An investigation led by UCSF has found that the risk of female-to-male HIV transmission is increased three fold for women with bacterial vaginosis, a common disorder in which the normal balance of bacteria in the vagina is disrupted.
The new research assessed the association between bacterial... Read More
The second of two papers on avian influenza H5N1 virus that caused such a furor in the past year was published today in the journal Science. I have carefully read the paper by Fouchier and colleagues, and I assure you that it does not enable the production of a deadly biological weapon. The resu... Read More
Manmade climate change is the main driver behind the unexpected emergence of a group of bacteria in northern Europe which can cause gastroenteritis, new research by a group of international experts shows.
The paper, published in the journal Nature Climate Change on Sunday, provided some of th... Read More
In a French meadow, a creature that specialises in corrupting the bodies of other animals is getting a taste of its own medicine.
Leptopilina boulardi is a wasp that lays its eggs in fly maggots. When the wasp grub hatches, it devours its host form the inside out, eventually bursting out of its... Read More
It may not be the latest style in bovine bling, but researchers at Princeton University say a golden tattoo attached to a cow’s tooth could one day tell you something about your health.
The remote sensing device has the ability to detect a single bacterium, and to demonstrate, scientists at P... Read More
Advances in the 1950s and 1960s, including unprecedented cooperation between Soviet and U.S. scientists, allowed polio to be eradicated throughout the Americas by 1994 and all of Europe in 1998. Eliminating the crippling scourge has been more difficult, however, in some parts of Africa and Asia.... Read More
The HPV vaccine not only has resulted in a decrease in human papillomavirus infection in immunized teens but also in teens who were not immunized.
The study is believed to be the first to show a substantial decrease in HPV infection in a community setting as well as herd protection -- a decre... Read More
Cell death, also known as apoptosis, is a significant part of normal animal development. However, the question arises whether bacteria, similar to higher organisms, have a built-in mechanism that determines when the cells die.

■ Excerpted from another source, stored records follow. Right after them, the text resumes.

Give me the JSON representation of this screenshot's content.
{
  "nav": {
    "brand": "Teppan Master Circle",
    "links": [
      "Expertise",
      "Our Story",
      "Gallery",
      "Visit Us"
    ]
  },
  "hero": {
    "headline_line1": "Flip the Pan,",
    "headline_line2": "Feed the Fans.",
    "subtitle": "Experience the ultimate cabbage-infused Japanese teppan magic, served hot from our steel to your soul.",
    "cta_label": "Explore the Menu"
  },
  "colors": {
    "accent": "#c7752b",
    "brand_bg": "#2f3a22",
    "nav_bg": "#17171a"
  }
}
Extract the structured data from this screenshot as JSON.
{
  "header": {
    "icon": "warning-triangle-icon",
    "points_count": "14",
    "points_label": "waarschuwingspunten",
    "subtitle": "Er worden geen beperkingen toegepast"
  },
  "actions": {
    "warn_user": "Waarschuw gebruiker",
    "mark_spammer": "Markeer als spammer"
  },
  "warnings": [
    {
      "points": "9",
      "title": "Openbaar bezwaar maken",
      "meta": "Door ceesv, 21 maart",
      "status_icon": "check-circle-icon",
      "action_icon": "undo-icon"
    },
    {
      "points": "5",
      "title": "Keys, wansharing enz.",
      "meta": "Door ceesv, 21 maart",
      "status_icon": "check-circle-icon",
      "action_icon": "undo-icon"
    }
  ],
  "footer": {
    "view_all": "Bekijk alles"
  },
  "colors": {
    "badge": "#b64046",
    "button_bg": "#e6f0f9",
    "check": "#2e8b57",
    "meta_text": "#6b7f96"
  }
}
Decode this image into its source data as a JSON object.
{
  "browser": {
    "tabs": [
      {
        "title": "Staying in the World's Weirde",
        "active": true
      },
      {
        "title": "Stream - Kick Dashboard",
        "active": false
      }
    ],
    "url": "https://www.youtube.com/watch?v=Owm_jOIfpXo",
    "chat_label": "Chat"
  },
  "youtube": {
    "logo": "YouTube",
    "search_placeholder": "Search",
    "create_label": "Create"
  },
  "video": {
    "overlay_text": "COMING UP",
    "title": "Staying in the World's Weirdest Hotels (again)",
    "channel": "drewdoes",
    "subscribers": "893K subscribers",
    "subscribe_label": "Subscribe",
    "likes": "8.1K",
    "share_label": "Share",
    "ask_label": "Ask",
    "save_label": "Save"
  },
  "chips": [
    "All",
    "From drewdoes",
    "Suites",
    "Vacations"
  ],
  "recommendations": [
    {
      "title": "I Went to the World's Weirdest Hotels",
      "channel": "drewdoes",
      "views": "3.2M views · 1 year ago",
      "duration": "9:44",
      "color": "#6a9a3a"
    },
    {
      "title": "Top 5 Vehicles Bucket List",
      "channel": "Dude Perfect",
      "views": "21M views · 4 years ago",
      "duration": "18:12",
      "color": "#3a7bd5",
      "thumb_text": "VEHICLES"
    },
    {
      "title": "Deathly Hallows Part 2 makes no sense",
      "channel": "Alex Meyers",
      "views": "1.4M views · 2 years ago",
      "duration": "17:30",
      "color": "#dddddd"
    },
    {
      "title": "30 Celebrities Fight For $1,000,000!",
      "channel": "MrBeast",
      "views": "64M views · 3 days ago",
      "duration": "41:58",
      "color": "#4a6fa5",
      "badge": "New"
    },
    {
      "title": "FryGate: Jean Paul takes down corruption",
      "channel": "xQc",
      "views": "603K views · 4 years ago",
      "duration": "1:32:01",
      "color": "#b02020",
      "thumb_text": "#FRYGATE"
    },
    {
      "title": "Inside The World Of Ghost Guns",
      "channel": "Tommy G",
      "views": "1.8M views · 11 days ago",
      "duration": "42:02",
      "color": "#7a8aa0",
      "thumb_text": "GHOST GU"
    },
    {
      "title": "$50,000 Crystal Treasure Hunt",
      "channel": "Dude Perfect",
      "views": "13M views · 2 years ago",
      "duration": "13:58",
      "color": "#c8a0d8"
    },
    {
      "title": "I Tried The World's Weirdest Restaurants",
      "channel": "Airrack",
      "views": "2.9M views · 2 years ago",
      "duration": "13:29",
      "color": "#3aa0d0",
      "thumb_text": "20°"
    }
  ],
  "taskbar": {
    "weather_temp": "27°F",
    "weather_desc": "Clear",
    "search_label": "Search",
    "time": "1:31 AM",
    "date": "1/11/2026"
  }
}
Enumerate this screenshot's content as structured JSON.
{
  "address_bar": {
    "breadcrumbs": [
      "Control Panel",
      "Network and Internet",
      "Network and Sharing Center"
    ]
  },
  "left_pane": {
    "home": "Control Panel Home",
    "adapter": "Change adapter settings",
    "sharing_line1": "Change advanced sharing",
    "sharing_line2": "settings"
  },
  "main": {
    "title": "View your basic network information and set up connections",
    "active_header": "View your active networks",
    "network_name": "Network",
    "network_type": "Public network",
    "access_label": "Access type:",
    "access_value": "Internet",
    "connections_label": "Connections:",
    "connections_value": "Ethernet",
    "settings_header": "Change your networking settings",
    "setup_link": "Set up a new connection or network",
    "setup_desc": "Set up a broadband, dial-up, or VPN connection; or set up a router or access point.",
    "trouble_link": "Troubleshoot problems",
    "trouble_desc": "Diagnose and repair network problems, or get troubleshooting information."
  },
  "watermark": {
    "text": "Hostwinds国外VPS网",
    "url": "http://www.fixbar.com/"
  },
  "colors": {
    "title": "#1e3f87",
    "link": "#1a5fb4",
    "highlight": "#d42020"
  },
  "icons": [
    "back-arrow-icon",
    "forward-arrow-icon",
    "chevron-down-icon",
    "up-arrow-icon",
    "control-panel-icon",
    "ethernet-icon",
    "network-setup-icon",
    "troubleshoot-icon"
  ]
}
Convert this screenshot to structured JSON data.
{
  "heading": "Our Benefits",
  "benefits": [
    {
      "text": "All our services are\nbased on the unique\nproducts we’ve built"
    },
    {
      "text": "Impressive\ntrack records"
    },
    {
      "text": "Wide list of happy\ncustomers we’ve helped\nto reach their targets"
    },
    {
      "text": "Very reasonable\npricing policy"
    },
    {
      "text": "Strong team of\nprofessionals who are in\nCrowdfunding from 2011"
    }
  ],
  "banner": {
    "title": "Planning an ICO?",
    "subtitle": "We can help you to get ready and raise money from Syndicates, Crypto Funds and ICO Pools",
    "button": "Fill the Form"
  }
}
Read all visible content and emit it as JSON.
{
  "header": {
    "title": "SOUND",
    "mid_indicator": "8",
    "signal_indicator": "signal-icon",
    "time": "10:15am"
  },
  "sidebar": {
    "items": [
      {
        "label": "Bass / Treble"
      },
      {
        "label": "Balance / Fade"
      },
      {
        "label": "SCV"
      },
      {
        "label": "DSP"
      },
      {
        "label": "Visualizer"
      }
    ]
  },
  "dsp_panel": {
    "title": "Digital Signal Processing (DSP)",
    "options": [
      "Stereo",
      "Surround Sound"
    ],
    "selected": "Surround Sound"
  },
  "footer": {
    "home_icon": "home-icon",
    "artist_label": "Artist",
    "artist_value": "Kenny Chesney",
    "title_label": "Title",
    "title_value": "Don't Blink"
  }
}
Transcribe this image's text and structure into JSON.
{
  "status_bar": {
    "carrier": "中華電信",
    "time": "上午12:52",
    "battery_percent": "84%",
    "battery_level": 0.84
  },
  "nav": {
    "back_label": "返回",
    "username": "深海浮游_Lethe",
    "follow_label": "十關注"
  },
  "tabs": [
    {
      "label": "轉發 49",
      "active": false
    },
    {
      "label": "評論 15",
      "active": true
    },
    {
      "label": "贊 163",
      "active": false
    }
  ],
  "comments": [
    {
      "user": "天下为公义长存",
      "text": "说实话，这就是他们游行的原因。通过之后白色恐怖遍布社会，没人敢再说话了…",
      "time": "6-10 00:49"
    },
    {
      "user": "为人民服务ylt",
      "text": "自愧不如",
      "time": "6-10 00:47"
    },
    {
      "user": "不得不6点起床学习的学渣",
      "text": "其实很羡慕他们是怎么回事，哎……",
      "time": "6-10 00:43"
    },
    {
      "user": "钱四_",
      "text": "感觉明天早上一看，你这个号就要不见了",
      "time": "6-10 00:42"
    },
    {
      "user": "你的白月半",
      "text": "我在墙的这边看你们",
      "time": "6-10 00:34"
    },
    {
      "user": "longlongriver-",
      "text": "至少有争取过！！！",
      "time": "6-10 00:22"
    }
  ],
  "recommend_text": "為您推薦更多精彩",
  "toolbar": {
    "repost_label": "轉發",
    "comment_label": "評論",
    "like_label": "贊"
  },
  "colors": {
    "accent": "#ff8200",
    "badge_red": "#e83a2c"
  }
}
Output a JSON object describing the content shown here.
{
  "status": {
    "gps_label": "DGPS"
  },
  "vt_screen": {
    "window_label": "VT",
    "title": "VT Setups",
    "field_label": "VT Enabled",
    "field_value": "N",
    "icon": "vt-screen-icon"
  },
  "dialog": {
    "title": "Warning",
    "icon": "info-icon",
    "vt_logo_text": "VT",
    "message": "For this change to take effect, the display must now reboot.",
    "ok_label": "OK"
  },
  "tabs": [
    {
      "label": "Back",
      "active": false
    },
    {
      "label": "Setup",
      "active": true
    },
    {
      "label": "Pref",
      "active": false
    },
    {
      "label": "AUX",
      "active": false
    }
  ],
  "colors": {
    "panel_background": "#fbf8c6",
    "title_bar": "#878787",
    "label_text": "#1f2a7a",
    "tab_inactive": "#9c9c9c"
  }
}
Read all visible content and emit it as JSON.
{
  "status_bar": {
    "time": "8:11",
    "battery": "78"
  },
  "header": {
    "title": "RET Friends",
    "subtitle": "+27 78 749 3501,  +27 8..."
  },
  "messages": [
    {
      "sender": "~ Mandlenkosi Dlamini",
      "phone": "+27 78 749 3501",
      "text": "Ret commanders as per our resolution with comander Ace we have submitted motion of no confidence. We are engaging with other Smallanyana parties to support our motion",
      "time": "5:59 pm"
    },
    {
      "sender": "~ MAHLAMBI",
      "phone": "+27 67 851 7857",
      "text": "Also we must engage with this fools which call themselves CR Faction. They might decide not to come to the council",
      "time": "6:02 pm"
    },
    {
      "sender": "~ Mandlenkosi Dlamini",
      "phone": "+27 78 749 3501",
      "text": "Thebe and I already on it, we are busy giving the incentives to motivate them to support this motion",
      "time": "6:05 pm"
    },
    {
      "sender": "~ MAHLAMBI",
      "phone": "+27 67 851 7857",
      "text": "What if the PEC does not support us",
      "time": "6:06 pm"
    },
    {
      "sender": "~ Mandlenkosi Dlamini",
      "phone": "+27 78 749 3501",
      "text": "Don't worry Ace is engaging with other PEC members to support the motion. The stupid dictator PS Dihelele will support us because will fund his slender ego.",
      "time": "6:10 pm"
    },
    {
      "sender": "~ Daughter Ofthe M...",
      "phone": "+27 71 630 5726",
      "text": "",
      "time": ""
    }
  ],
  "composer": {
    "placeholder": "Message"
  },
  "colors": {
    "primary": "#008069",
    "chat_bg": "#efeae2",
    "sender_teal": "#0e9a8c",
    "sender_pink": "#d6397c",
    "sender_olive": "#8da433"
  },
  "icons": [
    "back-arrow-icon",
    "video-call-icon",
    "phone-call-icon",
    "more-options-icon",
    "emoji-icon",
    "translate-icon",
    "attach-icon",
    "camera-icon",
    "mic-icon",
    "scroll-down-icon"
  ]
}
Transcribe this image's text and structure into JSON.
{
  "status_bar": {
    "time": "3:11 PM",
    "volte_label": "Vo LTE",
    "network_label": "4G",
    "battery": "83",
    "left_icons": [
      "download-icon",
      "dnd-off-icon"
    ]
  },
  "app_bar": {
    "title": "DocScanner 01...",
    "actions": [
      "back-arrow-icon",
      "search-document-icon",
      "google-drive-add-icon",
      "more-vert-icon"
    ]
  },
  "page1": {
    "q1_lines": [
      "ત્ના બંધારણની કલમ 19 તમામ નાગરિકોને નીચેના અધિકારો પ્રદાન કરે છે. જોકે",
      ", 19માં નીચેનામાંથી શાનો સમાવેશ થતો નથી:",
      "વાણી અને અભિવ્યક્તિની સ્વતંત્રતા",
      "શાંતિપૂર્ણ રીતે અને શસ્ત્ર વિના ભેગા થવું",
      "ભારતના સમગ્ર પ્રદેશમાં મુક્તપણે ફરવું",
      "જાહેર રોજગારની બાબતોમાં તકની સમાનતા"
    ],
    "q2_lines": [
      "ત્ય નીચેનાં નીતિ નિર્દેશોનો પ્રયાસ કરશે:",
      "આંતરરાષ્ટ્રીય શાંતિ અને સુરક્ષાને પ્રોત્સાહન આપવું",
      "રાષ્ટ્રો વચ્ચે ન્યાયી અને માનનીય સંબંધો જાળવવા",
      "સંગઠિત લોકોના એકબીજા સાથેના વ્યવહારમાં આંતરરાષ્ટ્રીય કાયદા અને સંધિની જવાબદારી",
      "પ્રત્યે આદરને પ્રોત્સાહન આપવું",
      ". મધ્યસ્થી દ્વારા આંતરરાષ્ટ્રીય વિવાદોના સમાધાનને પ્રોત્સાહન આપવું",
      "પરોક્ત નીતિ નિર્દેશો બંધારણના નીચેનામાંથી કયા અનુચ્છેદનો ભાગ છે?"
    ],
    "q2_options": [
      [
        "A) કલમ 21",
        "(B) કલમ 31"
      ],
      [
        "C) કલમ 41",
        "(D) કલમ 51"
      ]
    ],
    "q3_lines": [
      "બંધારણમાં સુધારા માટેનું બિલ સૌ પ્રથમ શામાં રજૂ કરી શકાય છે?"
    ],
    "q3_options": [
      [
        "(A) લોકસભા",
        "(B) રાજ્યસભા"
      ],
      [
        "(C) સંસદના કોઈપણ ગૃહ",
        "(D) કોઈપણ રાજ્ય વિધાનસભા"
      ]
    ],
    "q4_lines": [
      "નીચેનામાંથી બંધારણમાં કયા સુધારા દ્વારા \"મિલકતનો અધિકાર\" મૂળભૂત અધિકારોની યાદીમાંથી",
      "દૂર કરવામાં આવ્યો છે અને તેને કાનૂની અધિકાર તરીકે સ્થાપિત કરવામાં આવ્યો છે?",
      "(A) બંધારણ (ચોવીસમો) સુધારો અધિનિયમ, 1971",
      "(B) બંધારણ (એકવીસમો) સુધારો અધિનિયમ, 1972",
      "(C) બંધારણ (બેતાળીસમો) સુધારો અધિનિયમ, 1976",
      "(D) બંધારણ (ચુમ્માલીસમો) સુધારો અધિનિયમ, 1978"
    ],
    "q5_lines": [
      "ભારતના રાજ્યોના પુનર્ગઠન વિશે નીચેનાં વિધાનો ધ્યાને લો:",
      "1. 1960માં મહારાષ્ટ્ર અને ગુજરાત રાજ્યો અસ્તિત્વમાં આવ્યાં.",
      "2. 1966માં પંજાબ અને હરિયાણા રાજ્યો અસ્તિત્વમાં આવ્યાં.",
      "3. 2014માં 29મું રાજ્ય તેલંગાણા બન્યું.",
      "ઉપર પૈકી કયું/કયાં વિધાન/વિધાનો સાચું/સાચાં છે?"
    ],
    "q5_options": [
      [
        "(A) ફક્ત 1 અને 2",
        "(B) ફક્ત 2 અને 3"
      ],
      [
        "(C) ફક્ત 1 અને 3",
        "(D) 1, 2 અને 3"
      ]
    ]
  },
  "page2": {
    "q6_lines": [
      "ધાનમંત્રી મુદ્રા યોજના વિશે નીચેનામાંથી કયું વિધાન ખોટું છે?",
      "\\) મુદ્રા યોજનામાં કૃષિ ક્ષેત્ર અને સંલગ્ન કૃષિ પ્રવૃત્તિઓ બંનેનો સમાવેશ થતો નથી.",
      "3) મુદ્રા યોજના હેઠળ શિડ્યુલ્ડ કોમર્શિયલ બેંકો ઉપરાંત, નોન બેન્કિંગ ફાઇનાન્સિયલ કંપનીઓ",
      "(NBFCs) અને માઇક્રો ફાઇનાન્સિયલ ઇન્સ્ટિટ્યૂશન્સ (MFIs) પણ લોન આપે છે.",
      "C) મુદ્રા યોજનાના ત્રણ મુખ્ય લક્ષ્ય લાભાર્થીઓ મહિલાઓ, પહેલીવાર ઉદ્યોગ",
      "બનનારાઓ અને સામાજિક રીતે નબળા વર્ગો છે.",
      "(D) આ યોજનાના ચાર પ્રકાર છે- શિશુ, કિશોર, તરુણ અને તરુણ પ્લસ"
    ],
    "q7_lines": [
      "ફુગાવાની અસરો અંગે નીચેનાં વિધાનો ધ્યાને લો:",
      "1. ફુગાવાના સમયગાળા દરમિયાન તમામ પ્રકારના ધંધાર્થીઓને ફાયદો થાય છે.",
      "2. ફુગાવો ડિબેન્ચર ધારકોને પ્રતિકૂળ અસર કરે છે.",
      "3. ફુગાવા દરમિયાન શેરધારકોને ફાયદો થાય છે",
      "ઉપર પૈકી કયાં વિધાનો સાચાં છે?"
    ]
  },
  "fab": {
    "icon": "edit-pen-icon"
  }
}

Researchers at the Hadassah Medical School of the Hebrew Universi... Read More
India has been free of polio for over one year. This is a remarkable accomplishment, considering that just 30 years ago the country recorded 200,000 cases of the disease annually, or one every three minutes. With polio endemic in two neighboring countries, Pakistan and Afghanistan, and in the mo... Read More
The more controversial of two papers describing how the lethal H5N1 bird flu could be made easier to spread was published on Thursday, six months after a scientific advisory board suggested that the papers’ most potentially dangerous data be censored.
The paper’s publication, in the journal S... Read More
Bacterial genomes differ dramatically in size: from 140Kb to 13Mb (those numbers might be off now...please let me know if something has broken the record. Yes, I know the lower estimate can change based on semantics, but there are a bunch in that range). Although we have some clues as to how sel... Read More